Democracy is the modern day standard for governmental systems. However up until 500 BCE, the concept of Democracy was a foreign concept, and the great civilizations of that era were run by monarchs, aristocrats, and religious leaders of sorts. The term, Democracy, stems from the Greek word ‘demokratia’ which means rule by the people and it wasn’t until around 500 BCE in Athens where the first examples of democracy originated. While Athens is widely regarded as the first historical example of a democratic system, some scholars believe that the Roman Empire’s republic system was more democratic than that of the Greek. As I will come to

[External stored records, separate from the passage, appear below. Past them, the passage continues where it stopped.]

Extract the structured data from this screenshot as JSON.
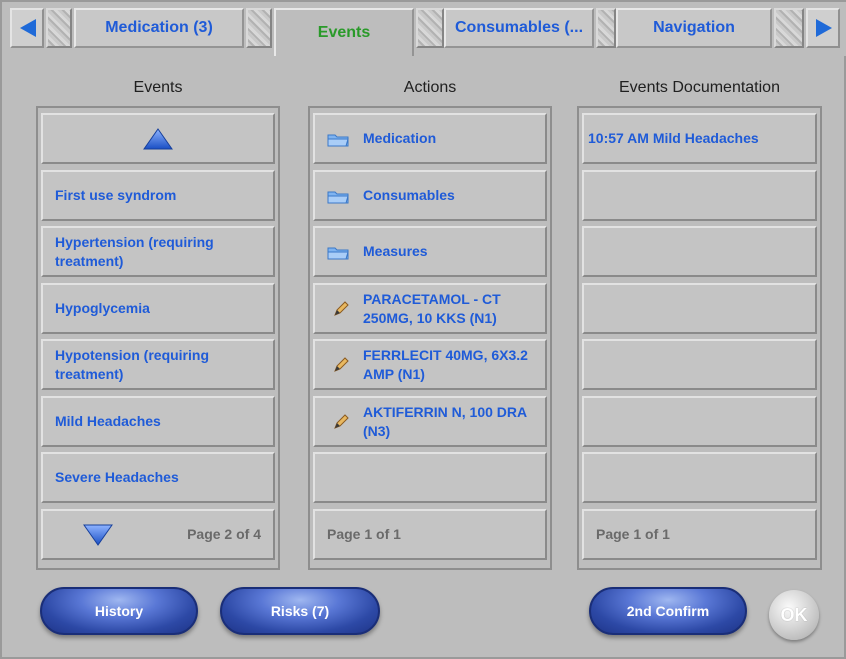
{
  "tabs": [
    {
      "label": "Medication (3)",
      "active": false
    },
    {
      "label": "Events",
      "active": true
    },
    {
      "label": "Consumables (...",
      "active": false
    },
    {
      "label": "Navigation",
      "active": false
    }
  ],
  "columns": {
    "events": {
      "title": "Events",
      "items": [
        "First use syndrom",
        "Hypertension (requiring treatment)",
        "Hypoglycemia",
        "Hypotension (requiring treatment)",
        "Mild Headaches",
        "Severe Headaches"
      ],
      "pager": "Page 2 of 4"
    },
    "actions": {
      "title": "Actions",
      "folders": [
        "Medication",
        "Consumables",
        "Measures"
      ],
      "items": [
        "PARACETAMOL - CT 250MG, 10 KKS (N1)",
        "FERRLECIT 40MG, 6X3.2 AMP (N1)",
        "AKTIFERRIN N, 100 DRA (N3)"
      ],
      "pager": "Page 1 of 1"
    },
    "documentation": {
      "title": "Events Documentation",
      "items": [
        "10:57 AM Mild Headaches"
      ],
      "pager": "Page 1 of 1"
    }
  },
  "buttons": {
    "history": "History",
    "risks": "Risks (7)",
    "second_confirm": "2nd Confirm",
    "ok": "OK"
  },
  "icons": {
    "tab_prev": "left-arrow-icon",
    "tab_next": "right-arrow-icon",
    "page_up": "up-triangle-icon",
    "page_down": "down-triangle-icon",
    "folder": "folder-icon",
    "pencil": "pencil-icon"
  },
  "colors": {
    "accent_blue": "#1f5bd8",
    "active_tab_green": "#2a9a2a",
    "background": "#bdbdbd"
  }
}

Pericles, a key political figure of 5th century Athens states, “Our constitution does not copy the laws of neighboring states; we are rather a pattern to others than imitators ourselves.” The Athenians had no desire to follow what appeared as mediocre government, the Athenians pushed for the best form they could find. Arete, for Athens, meant every person had a voice in politics. Politics embraces the reason of the mind as well as the emotion of the heart. Therefore, the very essence of a good human being would lie in being a politically active person. While some, like Plato in his The Republic, thought it weak to give government into the hands of the common people, Pericles countered this argument with a compelling argument of greatness. By putting government into the hands of the people, the people are united and more devoted to their country. Democracy bonds the people together in a way that no other government can understand. Pericles confidently states, “Athenians advance unsupported into the territory of a neighbor, and fighting upon a foreign soil usually vanquish with ease men who are defending their homes.” This, Pericles claims, is the might of democracy; the strength and excellence of many people rather than just that of a

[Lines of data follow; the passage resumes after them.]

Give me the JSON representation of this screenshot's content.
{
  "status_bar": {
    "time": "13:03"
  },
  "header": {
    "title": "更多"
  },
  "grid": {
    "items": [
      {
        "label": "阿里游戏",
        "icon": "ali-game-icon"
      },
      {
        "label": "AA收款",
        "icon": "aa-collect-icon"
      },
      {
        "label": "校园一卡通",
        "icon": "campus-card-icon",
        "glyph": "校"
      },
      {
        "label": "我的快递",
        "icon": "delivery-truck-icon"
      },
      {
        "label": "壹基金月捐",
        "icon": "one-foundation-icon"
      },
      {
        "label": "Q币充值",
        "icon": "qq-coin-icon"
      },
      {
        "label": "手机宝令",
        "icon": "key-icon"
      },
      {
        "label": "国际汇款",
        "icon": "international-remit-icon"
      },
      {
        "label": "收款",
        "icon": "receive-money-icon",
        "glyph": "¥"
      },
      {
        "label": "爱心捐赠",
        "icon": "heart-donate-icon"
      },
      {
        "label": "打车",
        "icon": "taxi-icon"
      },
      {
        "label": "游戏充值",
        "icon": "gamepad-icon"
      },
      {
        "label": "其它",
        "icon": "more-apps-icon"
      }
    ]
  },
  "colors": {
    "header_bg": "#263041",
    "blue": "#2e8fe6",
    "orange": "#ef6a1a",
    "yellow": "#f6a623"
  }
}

According to Socrates perspective, the democracy of Athens was corrupt and even though they courts were made in such a way that everyone was judged fairly, it wasn’t such because there were no rules or principles set forth. When a person was brought to court in the Athenian court and the person spoke against the jurors or offended them, he or she could be prosecuted based on that. In summary, judgment was passed based on emotion rather than on justice.

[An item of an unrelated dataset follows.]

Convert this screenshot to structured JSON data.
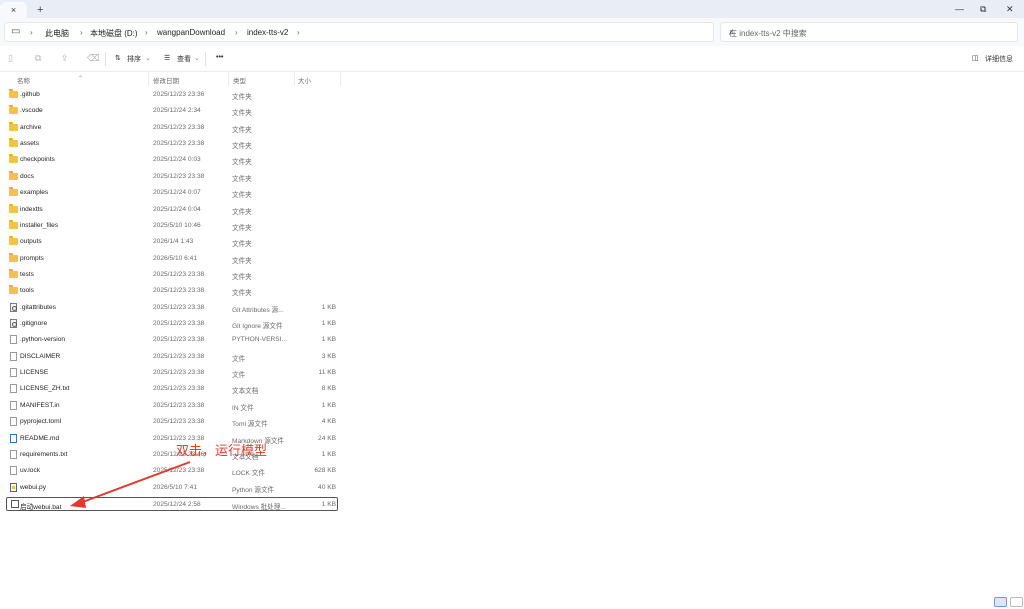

Ancient Rome is often portrayed as a highly democratic society for the ancient world. After all, the United States’ government is modeled after some parts of the Roman’s structure of government. But,was Rome as democratic as is is commonly thought to be? Contrary to what people may think Rome’s democracy wasn't exactly so democratic for all of its citizens.
Equally, hard workers have brought Athens power just as much as hereditary leaders. According to Document B all citizens should be allowed to speak their opinion and have a share in election because of the hard work they do to make the city powerful. Athenians allowed poor and common men to win a position in government which was a transition from the wealthy having power to everyone having power. Election by lottery allowed everyone to voice their differences and come to an agreement, and it made Athenians stronger. All citizens play a role in the city that they
That's why I think that ancient athens was truly democratic because all the people should be able to vote and own their own land. Also, I think people should have equal justice and they should be able to vote to go to office. another reason is that social class should be able to interfere with other class. That's what I think the ancient athens os truly